→ **Exercise data**:
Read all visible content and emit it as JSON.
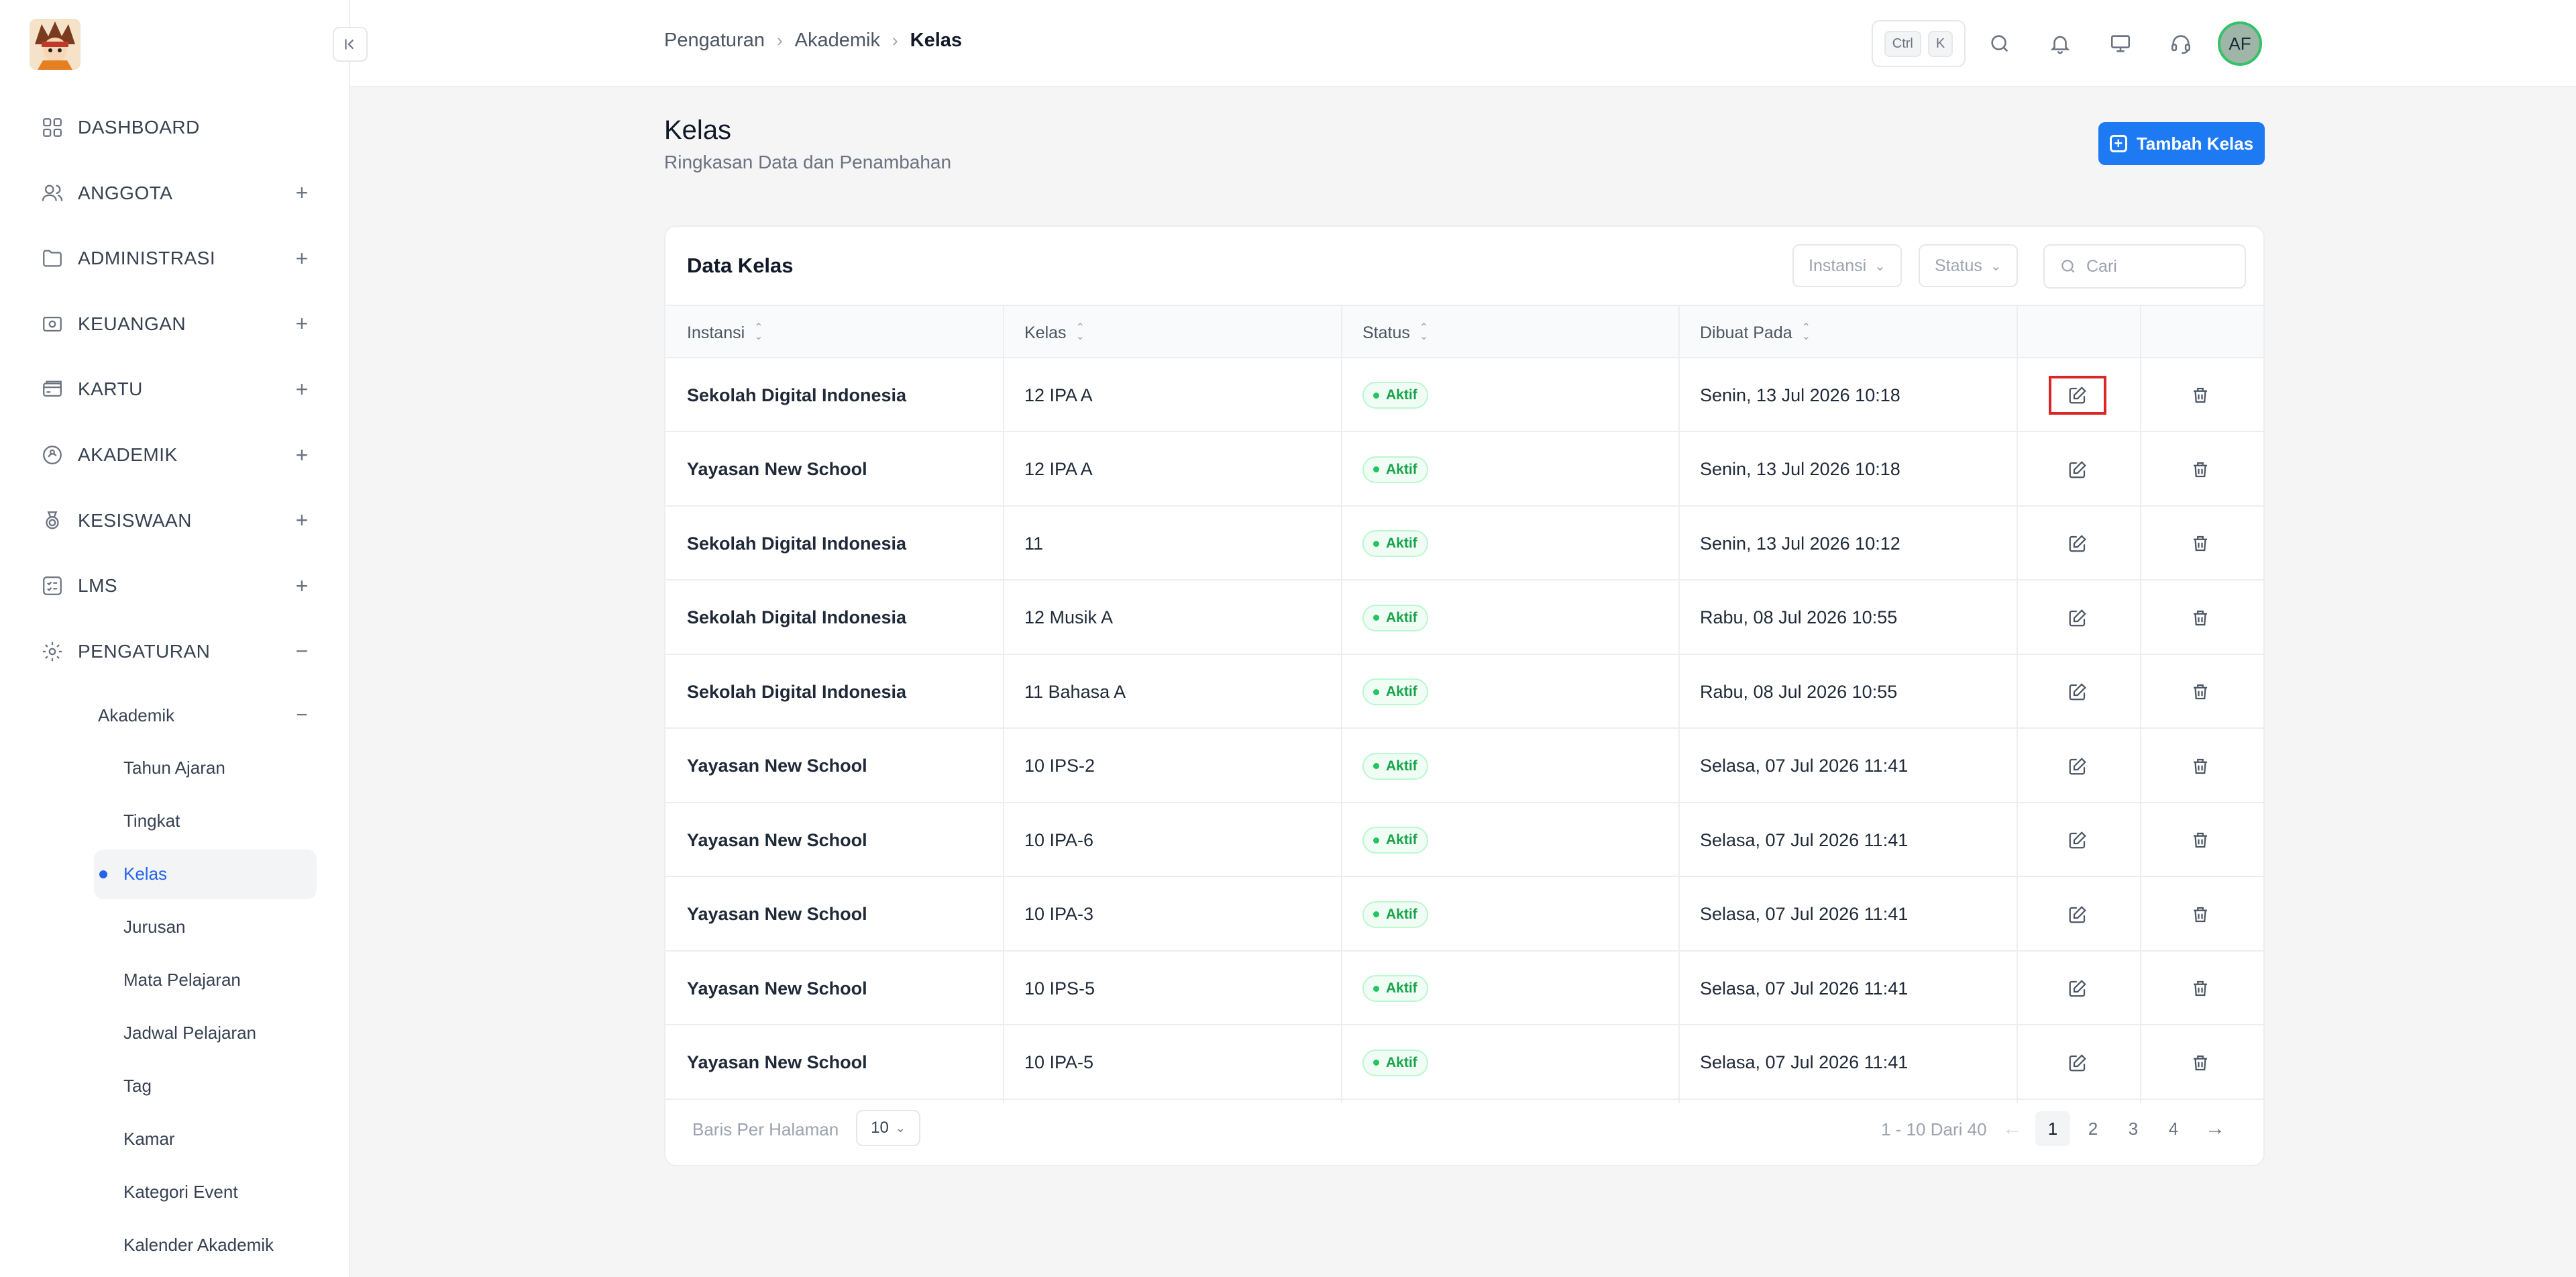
{
  "sidebar": {
    "nav": [
      {
        "label": "DASHBOARD",
        "icon": "grid-icon",
        "expand": ""
      },
      {
        "label": "ANGGOTA",
        "icon": "users-icon",
        "expand": "+"
      },
      {
        "label": "ADMINISTRASI",
        "icon": "folder-icon",
        "expand": "+"
      },
      {
        "label": "KEUANGAN",
        "icon": "cash-icon",
        "expand": "+"
      },
      {
        "label": "KARTU",
        "icon": "card-icon",
        "expand": "+"
      },
      {
        "label": "AKADEMIK",
        "icon": "academic-icon",
        "expand": "+"
      },
      {
        "label": "KESISWAAN",
        "icon": "medal-icon",
        "expand": "+"
      },
      {
        "label": "LMS",
        "icon": "list-icon",
        "expand": "+"
      },
      {
        "label": "PENGATURAN",
        "icon": "gear-icon",
        "expand": "−"
      }
    ],
    "group": {
      "label": "Akademik",
      "expand": "−"
    },
    "sub_items": [
      "Tahun Ajaran",
      "Tingkat",
      "Kelas",
      "Jurusan",
      "Mata Pelajaran",
      "Jadwal Pelajaran",
      "Tag",
      "Kamar",
      "Kategori Event",
      "Kalender Akademik"
    ],
    "active_item": "Kelas"
  },
  "topbar": {
    "breadcrumb": [
      "Pengaturan",
      "Akademik",
      "Kelas"
    ],
    "shortcut": [
      "Ctrl",
      "K"
    ],
    "icons": [
      "search-icon",
      "bell-icon",
      "monitor-icon",
      "headset-icon"
    ],
    "avatar_initials": "AF"
  },
  "page": {
    "title": "Kelas",
    "subtitle": "Ringkasan Data dan Penambahan",
    "add_button": "Tambah Kelas"
  },
  "table": {
    "title": "Data Kelas",
    "filters": [
      "Instansi",
      "Status"
    ],
    "search_placeholder": "Cari",
    "columns": [
      "Instansi",
      "Kelas",
      "Status",
      "Dibuat Pada"
    ],
    "rows": [
      {
        "instansi": "Sekolah Digital Indonesia",
        "kelas": "12 IPA A",
        "status": "Aktif",
        "dibuat": "Senin, 13 Jul 2026 10:18"
      },
      {
        "instansi": "Yayasan New School",
        "kelas": "12 IPA A",
        "status": "Aktif",
        "dibuat": "Senin, 13 Jul 2026 10:18"
      },
      {
        "instansi": "Sekolah Digital Indonesia",
        "kelas": "11",
        "status": "Aktif",
        "dibuat": "Senin, 13 Jul 2026 10:12"
      },
      {
        "instansi": "Sekolah Digital Indonesia",
        "kelas": "12 Musik A",
        "status": "Aktif",
        "dibuat": "Rabu, 08 Jul 2026 10:55"
      },
      {
        "instansi": "Sekolah Digital Indonesia",
        "kelas": "11 Bahasa A",
        "status": "Aktif",
        "dibuat": "Rabu, 08 Jul 2026 10:55"
      },
      {
        "instansi": "Yayasan New School",
        "kelas": "10 IPS-2",
        "status": "Aktif",
        "dibuat": "Selasa, 07 Jul 2026 11:41"
      },
      {
        "instansi": "Yayasan New School",
        "kelas": "10 IPA-6",
        "status": "Aktif",
        "dibuat": "Selasa, 07 Jul 2026 11:41"
      },
      {
        "instansi": "Yayasan New School",
        "kelas": "10 IPA-3",
        "status": "Aktif",
        "dibuat": "Selasa, 07 Jul 2026 11:41"
      },
      {
        "instansi": "Yayasan New School",
        "kelas": "10 IPS-5",
        "status": "Aktif",
        "dibuat": "Selasa, 07 Jul 2026 11:41"
      },
      {
        "instansi": "Yayasan New School",
        "kelas": "10 IPA-5",
        "status": "Aktif",
        "dibuat": "Selasa, 07 Jul 2026 11:41"
      }
    ],
    "highlighted_row": 0
  },
  "pagination": {
    "rows_per_page_label": "Baris Per Halaman",
    "rows_per_page": "10",
    "range": "1 - 10 Dari 40",
    "pages": [
      "1",
      "2",
      "3",
      "4"
    ],
    "current_page": "1",
    "prev": "←",
    "next": "→"
  },
  "colors": {
    "accent": "#1d7af3",
    "active_green": "#16a34a",
    "highlight": "#dc2626"
  }
}
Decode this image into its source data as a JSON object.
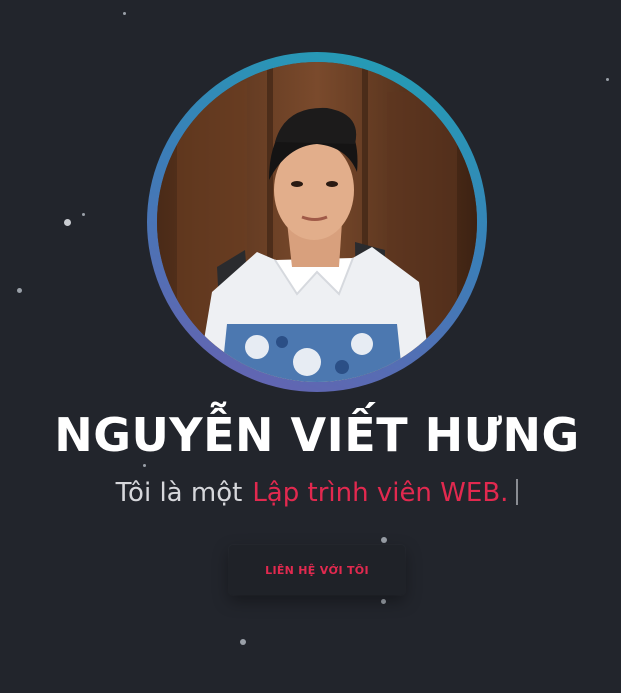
{
  "profile": {
    "name": "NGUYỄN VIẾT HƯNG",
    "intro": "Tôi là một",
    "role": "Lập trình viên WEB."
  },
  "cta": {
    "label": "LIÊN HỆ VỚI TÔI"
  },
  "colors": {
    "background": "#22252c",
    "accent": "#e2294f",
    "ring_start": "#1fa3b4",
    "ring_end": "#6b5fb0"
  },
  "images": {
    "avatar": "profile-photo"
  }
}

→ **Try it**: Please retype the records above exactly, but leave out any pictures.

→ **Answer section**:
Read all visible content and emit it as JSON.
{
  "sidebar": {
    "nav": [
      {
        "label": "DASHBOARD",
        "icon": "grid-icon",
        "expand": ""
      },
      {
        "label": "ANGGOTA",
        "icon": "users-icon",
        "expand": "+"
      },
      {
        "label": "ADMINISTRASI",
        "icon": "folder-icon",
        "expand": "+"
      },
      {
        "label": "KEUANGAN",
        "icon": "cash-icon",
        "expand": "+"
      },
      {
        "label": "KARTU",
        "icon": "card-icon",
        "expand": "+"
      },
      {
        "label": "AKADEMIK",
        "icon": "academic-icon",
        "expand": "+"
      },
      {
        "label": "KESISWAAN",
        "icon": "medal-icon",
        "expand": "+"
      },
      {
        "label": "LMS",
        "icon": "list-icon",
        "expand": "+"
      },
      {
        "label": "PENGATURAN",
        "icon": "gear-icon",
        "expand": "−"
      }
    ],
    "group": {
      "label": "Akademik",
      "expand": "−"
    },
    "sub_items": [
      "Tahun Ajaran",
      "Tingkat",
      "Kelas",
      "Jurusan",
      "Mata Pelajaran",
      "Jadwal Pelajaran",
      "Tag",
      "Kamar",
      "Kategori Event",
      "Kalender Akademik"
    ],
    "active_item": "Kelas"
  },
  "topbar": {
    "breadcrumb": [
      "Pengaturan",
      "Akademik",
      "Kelas"
    ],
    "shortcut": [
      "Ctrl",
      "K"
    ],
    "icons": [
      "search-icon",
      "bell-icon",
      "monitor-icon",
      "headset-icon"
    ],
    "avatar_initials": "AF"
  },
  "page": {
    "title": "Kelas",
    "subtitle": "Ringkasan Data dan Penambahan",
    "add_button": "Tambah Kelas"
  },
  "table": {
    "title": "Data Kelas",
    "filters": [
      "Instansi",
      "Status"
    ],
    "search_placeholder": "Cari",
    "columns": [
      "Instansi",
      "Kelas",
      "Status",
      "Dibuat Pada"
    ],
    "rows": [
      {
        "instansi": "Sekolah Digital Indonesia",
        "kelas": "12 IPA A",
        "status": "Aktif",
        "dibuat": "Senin, 13 Jul 2026 10:18"
      },
      {
        "instansi": "Yayasan New School",
        "kelas": "12 IPA A",
        "status": "Aktif",
        "dibuat": "Senin, 13 Jul 2026 10:18"
      },
      {
        "instansi": "Sekolah Digital Indonesia",
        "kelas": "11",
        "status": "Aktif",
        "dibuat": "Senin, 13 Jul 2026 10:12"
      },
      {
        "instansi": "Sekolah Digital Indonesia",
        "kelas": "12 Musik A",
        "status": "Aktif",
        "dibuat": "Rabu, 08 Jul 2026 10:55"
      },
      {
        "instansi": "Sekolah Digital Indonesia",
        "kelas": "11 Bahasa A",
        "status": "Aktif",
        "dibuat": "Rabu, 08 Jul 2026 10:55"
      },
      {
        "instansi": "Yayasan New School",
        "kelas": "10 IPS-2",
        "status": "Aktif",
        "dibuat": "Selasa, 07 Jul 2026 11:41"
      },
      {
        "instansi": "Yayasan New School",
        "kelas": "10 IPA-6",
        "status": "Aktif",
        "dibuat": "Selasa, 07 Jul 2026 11:41"
      },
      {
        "instansi": "Yayasan New School",
        "kelas": "10 IPA-3",
        "status": "Aktif",
        "dibuat": "Selasa, 07 Jul 2026 11:41"
      },
      {
        "instansi": "Yayasan New School",
        "kelas": "10 IPS-5",
        "status": "Aktif",
        "dibuat": "Selasa, 07 Jul 2026 11:41"
      },
      {
        "instansi": "Yayasan New School",
        "kelas": "10 IPA-5",
        "status": "Aktif",
        "dibuat": "Selasa, 07 Jul 2026 11:41"
      }
    ],
    "highlighted_row": 0
  },
  "pagination": {
    "rows_per_page_label": "Baris Per Halaman",
    "rows_per_page": "10",
    "range": "1 - 10 Dari 40",
    "pages": [
      "1",
      "2",
      "3",
      "4"
    ],
    "current_page": "1",
    "prev": "←",
    "next": "→"
  },
  "colors": {
    "accent": "#1d7af3",
    "active_green": "#16a34a",
    "highlight": "#dc2626"
  }
}
Decode this image into its source data as a JSON object.
{
  "profile": {
    "name": "NGUYỄN VIẾT HƯNG",
    "intro": "Tôi là một",
    "role": "Lập trình viên WEB."
  },
  "cta": {
    "label": "LIÊN HỆ VỚI TÔI"
  },
  "colors": {
    "background": "#22252c",
    "accent": "#e2294f",
    "ring_start": "#1fa3b4",
    "ring_end": "#6b5fb0"
  },
  "images": {
    "avatar": "profile-photo"
  }
}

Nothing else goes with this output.